The below is a joint press release between Amnesty International, the International Planned Parenthood Federation, MSI Reproductive Choices, the International Federation of Gynecology and Obstetrics (FIGO), International Confederation of Midwives and Ipas.
People who are defending the right to abortion and providing essential services are being stigmatized, intimidated, attacked and subjected to unjust prosecutions, making their work increasingly difficult and dangerous to carry out, said Amnesty International in a new report out today.
The report, An Unstoppable Movement: A global call to recognize and protect those who defend the right to safe abortions, reveals how many healthcare workers, activists, advocates and accompaniers around the world face abuse, arrest, prosecution and imprisonment for supporting the right of women, girls and people to access abortions. Such an environment is prevalent including in countries where abortion is partially allowed by law. It is having a chilling, silencing and stigmatizing effect on all those defending access to abortion, as they live in constant fear of being attacked and prosecuted for providing abortion care, whether it is legal or not. It is also creating major barriers for women, girls and people who need abortion care – particularly those who are most marginalised.
“The right to abortion is not an opinion. It is a matter of international standards and international legal norms. It is a right underpinned by many human rights, including the rights to physical and mental integrity, the right to health and the right not to be unlawfully and arbitrarily killed through the withdrawal of safe services. It is essential for the dignity of all women and girls, and of everyone who can become pregnant. Those who defend and enable exercise of that right deserve our respect and protection. Yet, many States around the world persist with policies of over-regulation and criminalization that generate hostile, even perilous environments for those who defend the right to abortion,” said Agnès Callamard, Amnesty International’s Secretary General.

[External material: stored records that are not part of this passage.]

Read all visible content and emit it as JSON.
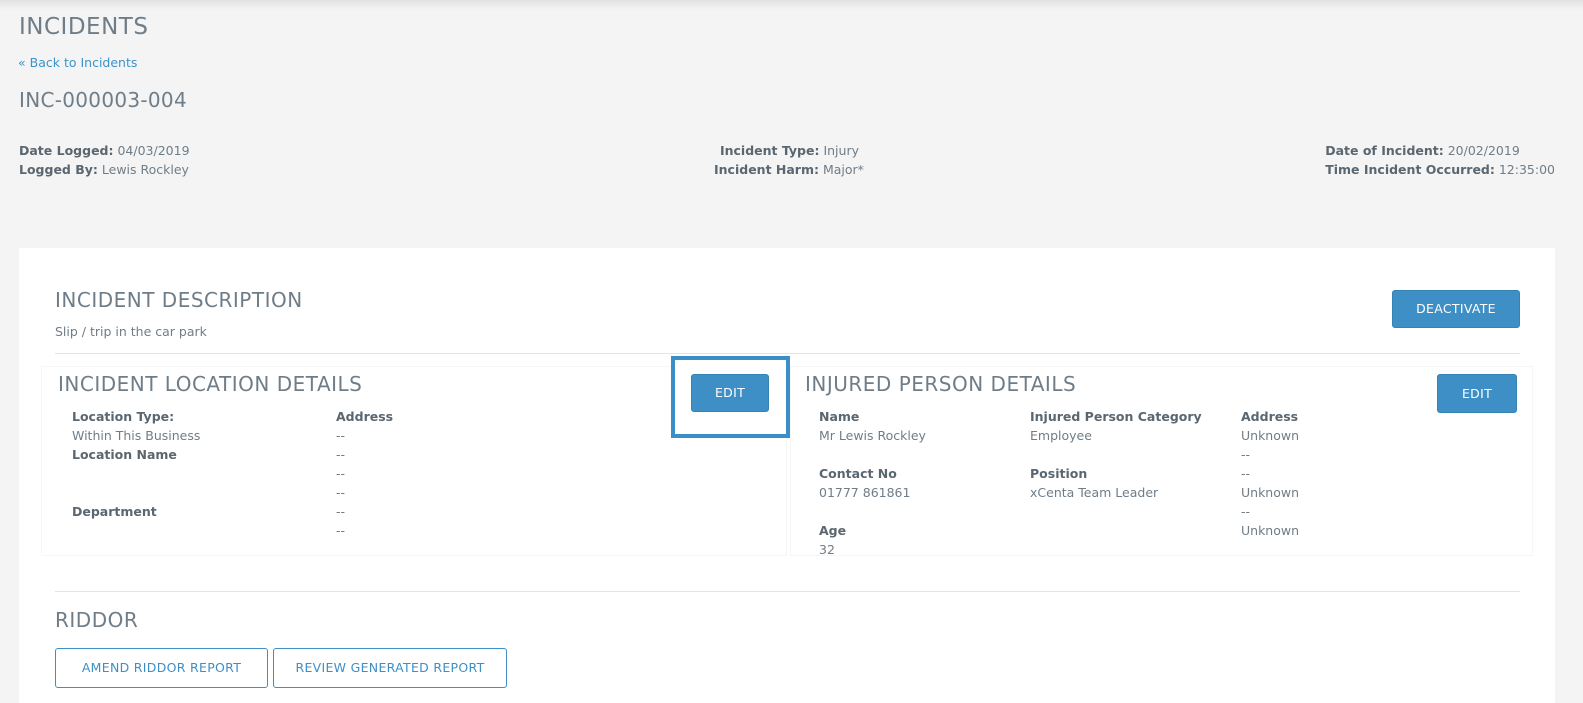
{
  "header": {
    "title": "INCIDENTS",
    "back_link": "« Back to Incidents",
    "incident_id": "INC-000003-004"
  },
  "meta": {
    "date_logged_label": "Date Logged:",
    "date_logged": "04/03/2019",
    "logged_by_label": "Logged By:",
    "logged_by": "Lewis Rockley",
    "incident_type_label": "Incident Type:",
    "incident_type": "Injury",
    "incident_harm_label": "Incident Harm:",
    "incident_harm": "Major*",
    "date_of_incident_label": "Date of Incident:",
    "date_of_incident": "20/02/2019",
    "time_occurred_label": "Time Incident Occurred:",
    "time_occurred": "12:35:00"
  },
  "description": {
    "title": "INCIDENT DESCRIPTION",
    "text": "Slip / trip in the car park",
    "deactivate_label": "DEACTIVATE"
  },
  "location": {
    "title": "INCIDENT LOCATION DETAILS",
    "edit_label": "EDIT",
    "location_type_label": "Location Type:",
    "location_type": "Within This Business",
    "location_name_label": "Location Name",
    "department_label": "Department",
    "address_label": "Address",
    "address_lines": [
      "--",
      "--",
      "--",
      "--",
      "--",
      "--",
      "--"
    ]
  },
  "injured": {
    "title": "INJURED PERSON DETAILS",
    "edit_label": "EDIT",
    "name_label": "Name",
    "name": "Mr Lewis Rockley",
    "contact_label": "Contact No",
    "contact": "01777 861861",
    "age_label": "Age",
    "age": "32",
    "category_label": "Injured Person Category",
    "category": "Employee",
    "position_label": "Position",
    "position": "xCenta Team Leader",
    "address_label": "Address",
    "address_lines": [
      "Unknown",
      "--",
      "--",
      "Unknown",
      "--",
      "Unknown"
    ]
  },
  "riddor": {
    "title": "RIDDOR",
    "amend_label": "AMEND RIDDOR REPORT",
    "review_label": "REVIEW GENERATED REPORT"
  }
}
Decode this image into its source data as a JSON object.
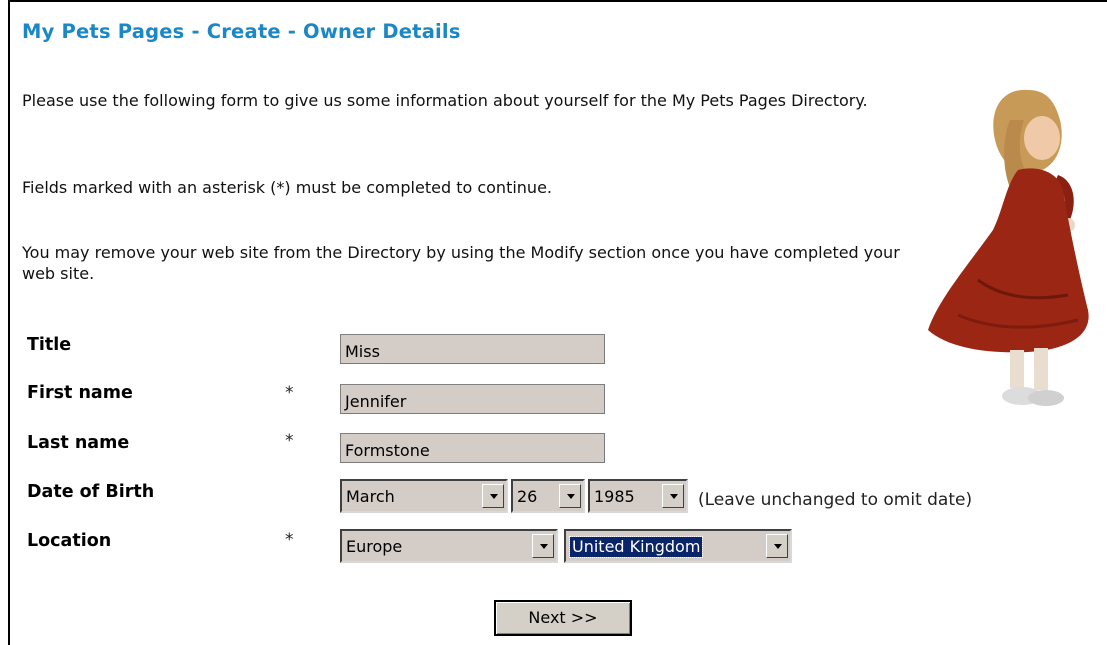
{
  "header": {
    "title": "My Pets Pages - Create - Owner Details"
  },
  "intro": {
    "paragraph1": "Please use the following form to give us some information about yourself for the My Pets Pages Directory.",
    "paragraph2": "Fields marked with an asterisk (*) must be completed to continue.",
    "paragraph3": "You may remove your web site from the Directory by using the Modify section once you have completed your web site."
  },
  "form": {
    "title": {
      "label": "Title",
      "value": "Miss",
      "required": ""
    },
    "first_name": {
      "label": "First name",
      "value": "Jennifer",
      "required": "*"
    },
    "last_name": {
      "label": "Last name",
      "value": "Formstone",
      "required": "*"
    },
    "date_of_birth": {
      "label": "Date of Birth",
      "month": "March",
      "day": "26",
      "year": "1985",
      "hint": "(Leave unchanged to omit date)"
    },
    "location": {
      "label": "Location",
      "required": "*",
      "region": "Europe",
      "country": "United Kingdom"
    },
    "next_button": "Next >>"
  },
  "colors": {
    "title": "#1a87c6",
    "field_bg": "#d4ccc7",
    "selection_bg": "#0a246a"
  }
}
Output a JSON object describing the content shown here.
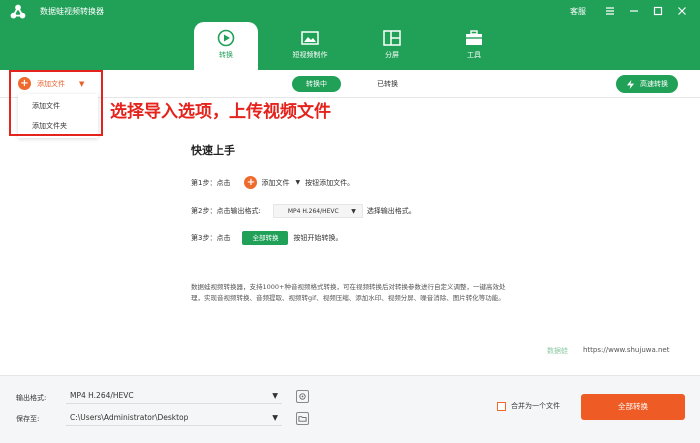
{
  "app": {
    "title": "数据蛙视频转换器",
    "service": "客服"
  },
  "colors": {
    "brand": "#21a058",
    "accent": "#ef6a2d",
    "annotation": "#e5231d"
  },
  "nav_tabs": [
    {
      "label": "转换",
      "icon": "convert-icon",
      "active": true
    },
    {
      "label": "短视频制作",
      "icon": "short-video-icon",
      "active": false
    },
    {
      "label": "分屏",
      "icon": "split-screen-icon",
      "active": false
    },
    {
      "label": "工具",
      "icon": "toolbox-icon",
      "active": false
    }
  ],
  "toolbar": {
    "add_file": "添加文件",
    "segments": [
      "转换中",
      "已转换"
    ],
    "hw_convert": "高速转换"
  },
  "dropdown": {
    "items": [
      "添加文件",
      "添加文件夹"
    ]
  },
  "annotation": "选择导入选项，上传视频文件",
  "quick_start": {
    "title": "快速上手",
    "step1": {
      "prefix": "第1步：点击",
      "btn": "添加文件",
      "suffix": "按钮添加文件。"
    },
    "step2": {
      "prefix": "第2步：点击输出格式:",
      "format": "MP4 H.264/HEVC",
      "suffix": "选择输出格式。"
    },
    "step3": {
      "prefix": "第3步：点击",
      "btn": "全部转换",
      "suffix": "按钮开始转换。"
    },
    "description": "数据蛙视频转换器，支持1000+种音视频格式转换，可在视频转换后对转换参数进行自定义调整，一键高效处理，实现音视频转换、音频提取、视频转gif、视频压缩、添加水印、视频分屏、噪音消除、图片转化等功能。"
  },
  "watermark": {
    "brand": "数据蛙",
    "url": "https://www.shujuwa.net"
  },
  "footer": {
    "output_label": "输出格式:",
    "output_value": "MP4 H.264/HEVC",
    "save_label": "保存至:",
    "save_value": "C:\\Users\\Administrator\\Desktop",
    "merge_label": "合并为一个文件",
    "convert_all": "全部转换"
  }
}
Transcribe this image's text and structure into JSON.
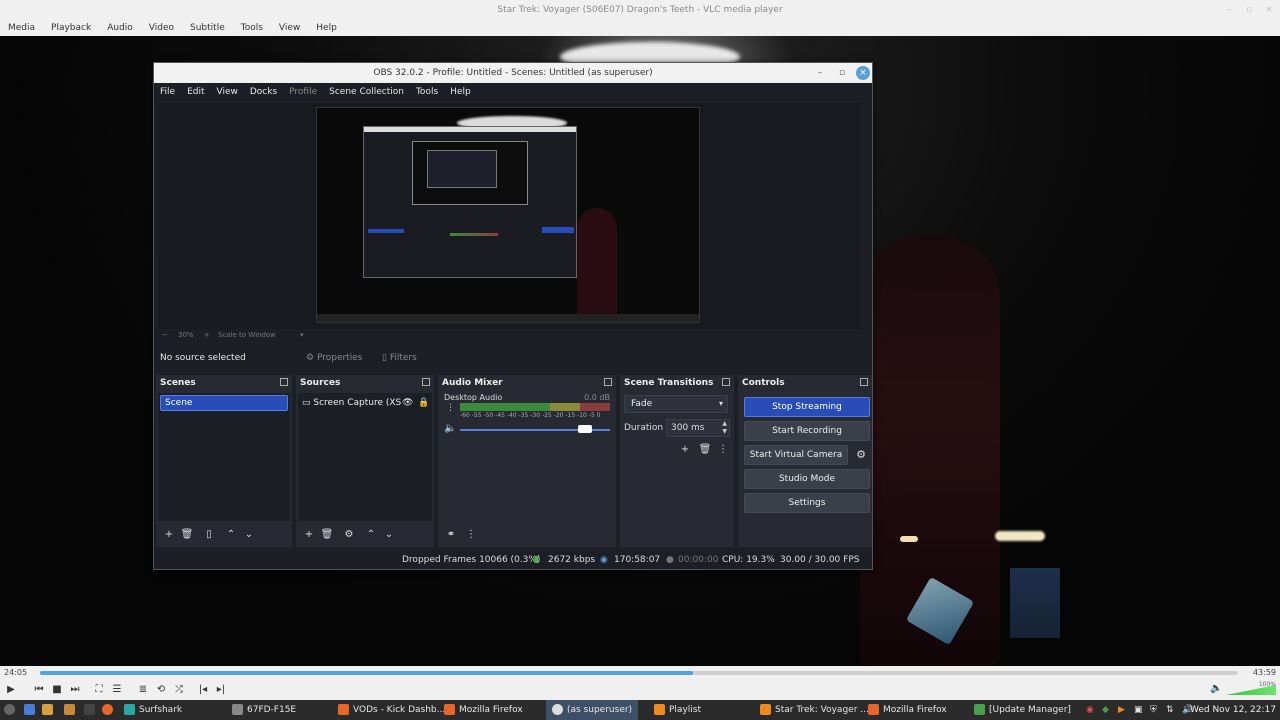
{
  "vlc": {
    "title": "Star Trek: Voyager (S06E07) Dragon's Teeth - VLC media player",
    "menu": [
      "Media",
      "Playback",
      "Audio",
      "Video",
      "Subtitle",
      "Tools",
      "View",
      "Help"
    ],
    "elapsed": "24:05",
    "remaining": "43:59",
    "progress": 0.545,
    "volume_percent": "100%",
    "volume_level": 1.0
  },
  "obs": {
    "title": "OBS 32.0.2 - Profile: Untitled - Scenes: Untitled (as superuser)",
    "menu": [
      "File",
      "Edit",
      "View",
      "Docks",
      "Profile",
      "Scene Collection",
      "Tools",
      "Help"
    ],
    "zoom": "30%",
    "scale_mode": "Scale to Window",
    "no_source": "No source selected",
    "properties_label": "Properties",
    "filters_label": "Filters",
    "docks": {
      "scenes": {
        "title": "Scenes",
        "items": [
          "Scene"
        ]
      },
      "sources": {
        "title": "Sources",
        "items": [
          "Screen Capture (XS"
        ]
      },
      "mixer": {
        "title": "Audio Mixer",
        "channel": "Desktop Audio",
        "db": "0.0 dB",
        "ticks": "-60 -55 -50 -45 -40 -35 -30 -25 -20 -15 -10 -5 0"
      },
      "transitions": {
        "title": "Scene Transitions",
        "selected": "Fade",
        "duration_label": "Duration",
        "duration_value": "300 ms"
      },
      "controls": {
        "title": "Controls",
        "stop_streaming": "Stop Streaming",
        "start_recording": "Start Recording",
        "start_virtual_camera": "Start Virtual Camera",
        "studio_mode": "Studio Mode",
        "settings": "Settings"
      }
    },
    "status": {
      "dropped": "Dropped Frames 10066 (0.3%)",
      "bitrate": "2672 kbps",
      "stream_time": "170:58:07",
      "rec_time": "00:00:00",
      "cpu": "CPU: 19.3%",
      "fps": "30.00 / 30.00 FPS"
    }
  },
  "taskbar": {
    "items": [
      "Surfshark",
      "67FD-F15E",
      "VODs - Kick Dashb...",
      "Mozilla Firefox",
      "(as superuser)",
      "Playlist",
      "Star Trek: Voyager ...",
      "Mozilla Firefox",
      "[Update Manager]"
    ],
    "clock": "Wed Nov 12, 22:17"
  }
}
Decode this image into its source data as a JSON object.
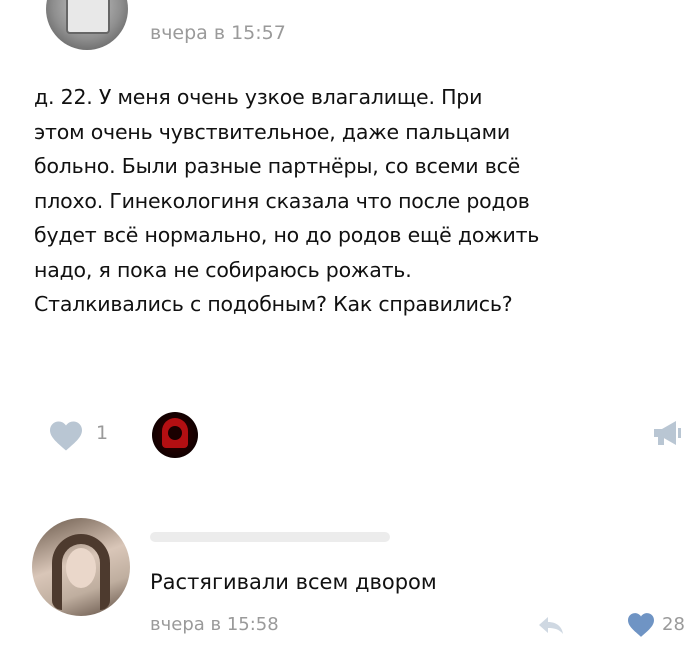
{
  "post": {
    "time": "вчера в 15:57",
    "text_lines": [
      "д. 22. У меня очень узкое влагалище. При",
      "этом очень чувствительное, даже пальцами",
      "больно. Были разные партнёры, со всеми всё",
      "плохо. Гинекологиня сказала что после родов",
      "будет всё нормально, но до родов ещё дожить",
      "надо, я пока не собираюсь рожать.",
      "Сталкивались с подобным? Как справились?"
    ],
    "likes_count": "1"
  },
  "comment": {
    "text": "Растягивали всем двором",
    "time": "вчера в 15:58",
    "likes_count": "28"
  },
  "colors": {
    "muted_text": "#9a9a9a",
    "icon_gray": "#b9c6d3",
    "heart_blue": "#6f94c4"
  },
  "icons": [
    "heart-icon",
    "megaphone-icon",
    "reply-arrow-icon"
  ]
}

“Anti-abortion rhetoric, policies and laws stamp a target on the backs of health workers and advocates. Stigmatized, abused, discriminated against, criminalized, imprisoned, even killed - the rights of those who defend the right to abortion are under attack. But their human rights to work without fear, to provide essential services without threat, to exercise their professional skills without discrimination, must be respected and protected.”
Isolated and unsupported
While progressive abortion law reform continues, anti-abortion regressions impede access with the promotion of disinformation and toxic narratives - smear campaigns that hijack public discourse and agitate against the right to abortion and against those who defend it.
“For many sexual and reproductive health providers this harassment and abuse has come to feel like just part of the job, but we cannot allow this to become the new normal,” said Sarah Shaw, MSI Reproductive Choices’ Head of Advocacy. “Enough is enough. It’s time to recognise abortion providers as human rights defenders and stand up for those who put their lives on the line to make choice possible.”
Throughout the report, based on more than 40 interviews with abortion rights defenders from all over the world and with the support of global healthcare and grassroots organizations, people defending the right to abortion, particularly healthcare workers, explained how they often feel isolated and unsupported. Their work is not recognised, and they are left fearing the threat of criminalization, harassment, stigmatization, verbal threats and violence, as well as ostracization and burnout in the workplace. Some health workers have seen their personal details leaked online, while others are unsure whether they’ll make it home safely. For example:
- Venezuelan teacher and human rights defender Vannesa Rosales was criminalized for helping a woman and her 13-year-old daughter get access to abortion.
- In Poland, Justyna Wydrzyńska, a member of Abortion Without Borders and the Abortion Dream Team, was convicted for helping a woman access abortion pills earlier this year - a safe way of terminating a pregnancy.
- In Ghana, an advocate for sexual and reproductive rights said service providers have experienced physical violence and public shaming by members of the public, for educating people about contraception.
“Violence against frontline sexual and reproductive health care providers is something that continues to happen unabated; it's about time the voices, experiences and concerns of our frontline defenders are heard,” said Alvaro Bermejo, International Planned Parenthood Federation’s Director General.
“As anti-abortion authorities around the world continue to deploy stigma, fear and hate-speech against those seeking and those providing services, we, as institutional champions of sexual and reproductive health and rights, commit to matching the courage of our frontline defenders.”